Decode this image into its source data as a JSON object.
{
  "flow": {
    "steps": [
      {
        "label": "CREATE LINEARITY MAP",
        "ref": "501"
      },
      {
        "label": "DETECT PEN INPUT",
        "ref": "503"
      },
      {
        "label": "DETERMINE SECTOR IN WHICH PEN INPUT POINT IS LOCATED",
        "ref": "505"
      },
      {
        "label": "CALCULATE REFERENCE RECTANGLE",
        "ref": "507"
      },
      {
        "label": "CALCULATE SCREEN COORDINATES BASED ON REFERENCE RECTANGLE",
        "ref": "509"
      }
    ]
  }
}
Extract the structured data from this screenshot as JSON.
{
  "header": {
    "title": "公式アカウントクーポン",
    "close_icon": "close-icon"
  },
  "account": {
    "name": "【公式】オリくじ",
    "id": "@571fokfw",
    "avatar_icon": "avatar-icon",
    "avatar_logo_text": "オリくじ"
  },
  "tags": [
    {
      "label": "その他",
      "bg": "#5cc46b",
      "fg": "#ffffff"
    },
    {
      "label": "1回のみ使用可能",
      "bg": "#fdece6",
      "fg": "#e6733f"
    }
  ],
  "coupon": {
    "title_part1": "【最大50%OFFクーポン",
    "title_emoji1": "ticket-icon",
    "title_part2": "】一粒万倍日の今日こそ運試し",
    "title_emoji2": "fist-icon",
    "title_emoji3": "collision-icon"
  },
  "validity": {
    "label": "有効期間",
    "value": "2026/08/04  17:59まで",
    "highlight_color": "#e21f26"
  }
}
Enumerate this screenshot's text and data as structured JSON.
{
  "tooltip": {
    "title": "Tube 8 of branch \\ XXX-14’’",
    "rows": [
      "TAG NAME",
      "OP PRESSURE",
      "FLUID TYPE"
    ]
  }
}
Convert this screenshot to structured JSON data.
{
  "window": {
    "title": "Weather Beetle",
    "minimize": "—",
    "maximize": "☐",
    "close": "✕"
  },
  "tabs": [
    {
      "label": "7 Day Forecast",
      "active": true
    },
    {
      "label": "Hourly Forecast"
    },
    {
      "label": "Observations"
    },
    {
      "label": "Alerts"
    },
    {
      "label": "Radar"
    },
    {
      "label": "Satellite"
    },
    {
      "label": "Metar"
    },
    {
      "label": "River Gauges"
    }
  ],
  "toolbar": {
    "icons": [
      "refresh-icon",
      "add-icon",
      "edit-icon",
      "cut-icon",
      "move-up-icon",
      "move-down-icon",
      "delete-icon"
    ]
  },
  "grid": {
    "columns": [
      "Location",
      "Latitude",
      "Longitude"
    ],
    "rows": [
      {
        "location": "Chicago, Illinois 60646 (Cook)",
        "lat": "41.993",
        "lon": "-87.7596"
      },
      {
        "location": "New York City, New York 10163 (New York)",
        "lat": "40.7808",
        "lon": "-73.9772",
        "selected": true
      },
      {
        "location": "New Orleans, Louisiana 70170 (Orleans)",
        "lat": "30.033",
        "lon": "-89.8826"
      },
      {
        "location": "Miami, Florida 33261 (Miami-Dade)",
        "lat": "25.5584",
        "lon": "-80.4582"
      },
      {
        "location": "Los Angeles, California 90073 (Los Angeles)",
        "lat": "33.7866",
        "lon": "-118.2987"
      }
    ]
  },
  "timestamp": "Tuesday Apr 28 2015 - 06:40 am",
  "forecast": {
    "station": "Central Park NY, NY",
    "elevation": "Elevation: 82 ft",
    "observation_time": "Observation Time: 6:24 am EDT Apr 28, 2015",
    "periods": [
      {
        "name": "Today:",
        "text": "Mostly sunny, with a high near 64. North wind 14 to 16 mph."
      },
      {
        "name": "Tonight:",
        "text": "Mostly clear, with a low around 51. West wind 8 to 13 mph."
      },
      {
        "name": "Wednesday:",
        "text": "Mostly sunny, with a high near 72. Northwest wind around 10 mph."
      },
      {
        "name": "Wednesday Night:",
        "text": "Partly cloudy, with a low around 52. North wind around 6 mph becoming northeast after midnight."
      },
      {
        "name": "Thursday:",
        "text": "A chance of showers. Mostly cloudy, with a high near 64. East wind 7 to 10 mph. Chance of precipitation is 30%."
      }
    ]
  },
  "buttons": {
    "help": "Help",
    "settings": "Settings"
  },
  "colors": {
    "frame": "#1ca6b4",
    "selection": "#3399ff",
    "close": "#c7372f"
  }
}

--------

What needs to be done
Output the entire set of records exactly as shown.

Completed task
Decode this image into its source data as a JSON object.
{
  "flow": {
    "steps": [
      {
        "label": "CREATE LINEARITY MAP",
        "ref": "501"
      },
      {
        "label": "DETECT PEN INPUT",
        "ref": "503"
      },
      {
        "label": "DETERMINE SECTOR IN WHICH PEN INPUT POINT IS LOCATED",
        "ref": "505"
      },
      {
        "label": "CALCULATE REFERENCE RECTANGLE",
        "ref": "507"
      },
      {
        "label": "CALCULATE SCREEN COORDINATES BASED ON REFERENCE RECTANGLE",
        "ref": "509"
      }
    ]
  }
}
Extract the structured data from this screenshot as JSON.
{
  "header": {
    "title": "公式アカウントクーポン",
    "close_icon": "close-icon"
  },
  "account": {
    "name": "【公式】オリくじ",
    "id": "@571fokfw",
    "avatar_icon": "avatar-icon",
    "avatar_logo_text": "オリくじ"
  },
  "tags": [
    {
      "label": "その他",
      "bg": "#5cc46b",
      "fg": "#ffffff"
    },
    {
      "label": "1回のみ使用可能",
      "bg": "#fdece6",
      "fg": "#e6733f"
    }
  ],
  "coupon": {
    "title_part1": "【最大50%OFFクーポン",
    "title_emoji1": "ticket-icon",
    "title_part2": "】一粒万倍日の今日こそ運試し",
    "title_emoji2": "fist-icon",
    "title_emoji3": "collision-icon"
  },
  "validity": {
    "label": "有効期間",
    "value": "2026/08/04  17:59まで",
    "highlight_color": "#e21f26"
  }
}
Enumerate this screenshot's text and data as structured JSON.
{
  "tooltip": {
    "title": "Tube 8 of branch \\ XXX-14’’",
    "rows": [
      "TAG NAME",
      "OP PRESSURE",
      "FLUID TYPE"
    ]
  }
}
Convert this screenshot to structured JSON data.
{
  "window": {
    "title": "Weather Beetle",
    "minimize": "—",
    "maximize": "☐",
    "close": "✕"
  },
  "tabs": [
    {
      "label": "7 Day Forecast",
      "active": true
    },
    {
      "label": "Hourly Forecast"
    },
    {
      "label": "Observations"
    },
    {
      "label": "Alerts"
    },
    {
      "label": "Radar"
    },
    {
      "label": "Satellite"
    },
    {
      "label": "Metar"
    },
    {
      "label": "River Gauges"
    }
  ],
  "toolbar": {
    "icons": [
      "refresh-icon",
      "add-icon",
      "edit-icon",
      "cut-icon",
      "move-up-icon",
      "move-down-icon",
      "delete-icon"
    ]
  },
  "grid": {
    "columns": [
      "Location",
      "Latitude",
      "Longitude"
    ],
    "rows": [
      {
        "location": "Chicago, Illinois 60646 (Cook)",
        "lat": "41.993",
        "lon": "-87.7596"
      },
      {
        "location": "New York City, New York 10163 (New York)",
        "lat": "40.7808",
        "lon": "-73.9772",
        "selected": true
      },
      {
        "location": "New Orleans, Louisiana 70170 (Orleans)",
        "lat": "30.033",
        "lon": "-89.8826"
      },
      {
        "location": "Miami, Florida 33261 (Miami-Dade)",
        "lat": "25.5584",
        "lon": "-80.4582"
      },
      {
        "location": "Los Angeles, California 90073 (Los Angeles)",
        "lat": "33.7866",
        "lon": "-118.2987"
      }
    ]
  },
  "timestamp": "Tuesday Apr 28 2015 - 06:40 am",
  "forecast": {
    "station": "Central Park NY, NY",
    "elevation": "Elevation: 82 ft",
    "observation_time": "Observation Time: 6:24 am EDT Apr 28, 2015",
    "periods": [
      {
        "name": "Today:",
        "text": "Mostly sunny, with a high near 64. North wind 14 to 16 mph."
      },
      {
        "name": "Tonight:",
        "text": "Mostly clear, with a low around 51. West wind 8 to 13 mph."
      },
      {
        "name": "Wednesday:",
        "text": "Mostly sunny, with a high near 72. Northwest wind around 10 mph."
      },
      {
        "name": "Wednesday Night:",
        "text": "Partly cloudy, with a low around 52. North wind around 6 mph becoming northeast after midnight."
      },
      {
        "name": "Thursday:",
        "text": "A chance of showers. Mostly cloudy, with a high near 64. East wind 7 to 10 mph. Chance of precipitation is 30%."
      }
    ]
  },
  "buttons": {
    "help": "Help",
    "settings": "Settings"
  },
  "colors": {
    "frame": "#1ca6b4",
    "selection": "#3399ff",
    "close": "#c7372f"
  }
}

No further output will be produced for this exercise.